RECORDS FOR THE TASK below:

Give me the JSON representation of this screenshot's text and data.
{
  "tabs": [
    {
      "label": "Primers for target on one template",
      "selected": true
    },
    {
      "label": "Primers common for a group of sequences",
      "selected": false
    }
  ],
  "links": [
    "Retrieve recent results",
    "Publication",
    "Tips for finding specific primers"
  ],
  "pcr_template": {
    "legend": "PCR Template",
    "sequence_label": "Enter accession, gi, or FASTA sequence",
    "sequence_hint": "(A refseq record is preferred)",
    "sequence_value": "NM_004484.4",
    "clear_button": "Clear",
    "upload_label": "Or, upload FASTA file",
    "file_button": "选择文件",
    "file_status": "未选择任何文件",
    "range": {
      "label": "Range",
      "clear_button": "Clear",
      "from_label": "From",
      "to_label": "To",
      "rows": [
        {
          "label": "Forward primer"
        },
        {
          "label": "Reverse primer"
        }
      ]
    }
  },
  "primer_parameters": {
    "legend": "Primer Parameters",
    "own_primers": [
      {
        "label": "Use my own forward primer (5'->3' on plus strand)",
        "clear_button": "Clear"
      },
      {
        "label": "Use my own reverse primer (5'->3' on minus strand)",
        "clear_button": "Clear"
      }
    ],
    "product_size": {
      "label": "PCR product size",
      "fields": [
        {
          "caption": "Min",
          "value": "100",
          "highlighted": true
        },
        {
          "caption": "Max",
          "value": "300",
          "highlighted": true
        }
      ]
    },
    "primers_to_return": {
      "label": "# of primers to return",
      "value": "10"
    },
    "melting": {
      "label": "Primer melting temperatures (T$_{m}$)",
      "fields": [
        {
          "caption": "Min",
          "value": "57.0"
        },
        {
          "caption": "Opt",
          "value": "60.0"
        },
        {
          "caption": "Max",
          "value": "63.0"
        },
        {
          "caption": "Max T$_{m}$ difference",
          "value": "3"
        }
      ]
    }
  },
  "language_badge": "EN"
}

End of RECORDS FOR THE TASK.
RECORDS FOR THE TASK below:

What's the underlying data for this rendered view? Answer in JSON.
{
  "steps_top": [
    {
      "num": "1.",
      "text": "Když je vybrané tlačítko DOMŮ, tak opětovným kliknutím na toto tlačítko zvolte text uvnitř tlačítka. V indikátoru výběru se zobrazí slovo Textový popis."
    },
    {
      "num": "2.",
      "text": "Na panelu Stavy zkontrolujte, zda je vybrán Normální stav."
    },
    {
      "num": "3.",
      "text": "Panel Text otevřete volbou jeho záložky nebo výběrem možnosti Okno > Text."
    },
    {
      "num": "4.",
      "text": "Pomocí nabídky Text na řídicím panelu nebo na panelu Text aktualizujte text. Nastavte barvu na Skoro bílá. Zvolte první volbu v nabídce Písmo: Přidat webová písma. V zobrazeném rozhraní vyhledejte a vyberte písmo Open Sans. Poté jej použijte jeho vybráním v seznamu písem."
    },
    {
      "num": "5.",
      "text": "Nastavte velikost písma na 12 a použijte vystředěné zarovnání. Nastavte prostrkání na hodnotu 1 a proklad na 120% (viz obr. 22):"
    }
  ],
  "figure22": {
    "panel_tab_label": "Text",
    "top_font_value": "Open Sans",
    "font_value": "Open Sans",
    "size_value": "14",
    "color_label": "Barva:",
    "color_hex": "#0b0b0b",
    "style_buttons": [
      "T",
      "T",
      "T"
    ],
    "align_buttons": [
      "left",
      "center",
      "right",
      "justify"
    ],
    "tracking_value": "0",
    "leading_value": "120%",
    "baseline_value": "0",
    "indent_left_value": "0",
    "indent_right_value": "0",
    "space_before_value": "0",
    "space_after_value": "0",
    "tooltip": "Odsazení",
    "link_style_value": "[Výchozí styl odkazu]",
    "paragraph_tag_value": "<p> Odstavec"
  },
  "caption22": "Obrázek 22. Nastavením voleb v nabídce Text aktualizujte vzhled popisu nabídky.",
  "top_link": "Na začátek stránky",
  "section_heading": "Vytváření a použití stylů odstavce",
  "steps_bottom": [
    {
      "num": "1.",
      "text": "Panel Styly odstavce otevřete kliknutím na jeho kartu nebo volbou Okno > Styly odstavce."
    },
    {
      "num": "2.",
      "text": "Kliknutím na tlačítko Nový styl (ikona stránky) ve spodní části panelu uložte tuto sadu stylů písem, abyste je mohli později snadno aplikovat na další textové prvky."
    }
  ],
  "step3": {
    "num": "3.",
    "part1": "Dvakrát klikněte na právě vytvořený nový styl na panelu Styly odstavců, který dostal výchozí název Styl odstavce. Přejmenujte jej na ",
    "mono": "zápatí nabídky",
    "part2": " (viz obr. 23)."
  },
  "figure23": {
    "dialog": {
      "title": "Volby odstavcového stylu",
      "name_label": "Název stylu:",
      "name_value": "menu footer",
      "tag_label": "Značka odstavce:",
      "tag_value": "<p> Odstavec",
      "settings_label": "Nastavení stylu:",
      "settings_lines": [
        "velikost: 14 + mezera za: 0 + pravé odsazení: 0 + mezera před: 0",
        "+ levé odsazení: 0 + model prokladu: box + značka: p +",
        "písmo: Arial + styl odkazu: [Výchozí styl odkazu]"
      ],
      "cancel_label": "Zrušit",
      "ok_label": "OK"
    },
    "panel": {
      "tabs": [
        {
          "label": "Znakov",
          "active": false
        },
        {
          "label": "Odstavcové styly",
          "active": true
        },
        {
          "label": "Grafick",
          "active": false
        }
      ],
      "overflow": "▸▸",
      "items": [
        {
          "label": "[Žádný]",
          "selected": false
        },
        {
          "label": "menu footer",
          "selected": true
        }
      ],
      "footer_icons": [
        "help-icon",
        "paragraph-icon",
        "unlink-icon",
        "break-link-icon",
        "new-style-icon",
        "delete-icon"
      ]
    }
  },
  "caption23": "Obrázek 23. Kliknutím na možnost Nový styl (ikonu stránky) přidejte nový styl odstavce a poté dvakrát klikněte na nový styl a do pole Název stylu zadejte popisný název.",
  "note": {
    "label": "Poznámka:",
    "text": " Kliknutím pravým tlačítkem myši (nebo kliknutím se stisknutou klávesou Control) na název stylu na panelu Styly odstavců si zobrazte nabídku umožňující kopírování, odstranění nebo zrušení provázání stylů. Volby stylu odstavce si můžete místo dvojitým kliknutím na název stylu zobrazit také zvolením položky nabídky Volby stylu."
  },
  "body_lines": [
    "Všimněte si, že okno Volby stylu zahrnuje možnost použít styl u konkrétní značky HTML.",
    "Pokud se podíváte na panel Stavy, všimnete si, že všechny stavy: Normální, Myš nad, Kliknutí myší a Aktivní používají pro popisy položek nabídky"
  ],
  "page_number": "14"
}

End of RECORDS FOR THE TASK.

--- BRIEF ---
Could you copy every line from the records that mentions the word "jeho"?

--- RESULT BELOW ---
      "text": "Panel Text otevřete volbou jeho záložky nebo výběrem možnosti Okno > Text."
      "text": "Pomocí nabídky Text na řídicím panelu nebo na panelu Text aktualizujte text. Nastavte barvu na Skoro bílá. Zvolte první volbu v nabídce Písmo: Přidat webová písma. V zobrazeném rozhraní vyhledejte a vyberte písmo Open Sans. Poté jej použijte jeho vybráním v seznamu písem."
      "text": "Panel Styly odstavce otevřete kliknutím na jeho kartu nebo volbou Okno > Styly odstavce."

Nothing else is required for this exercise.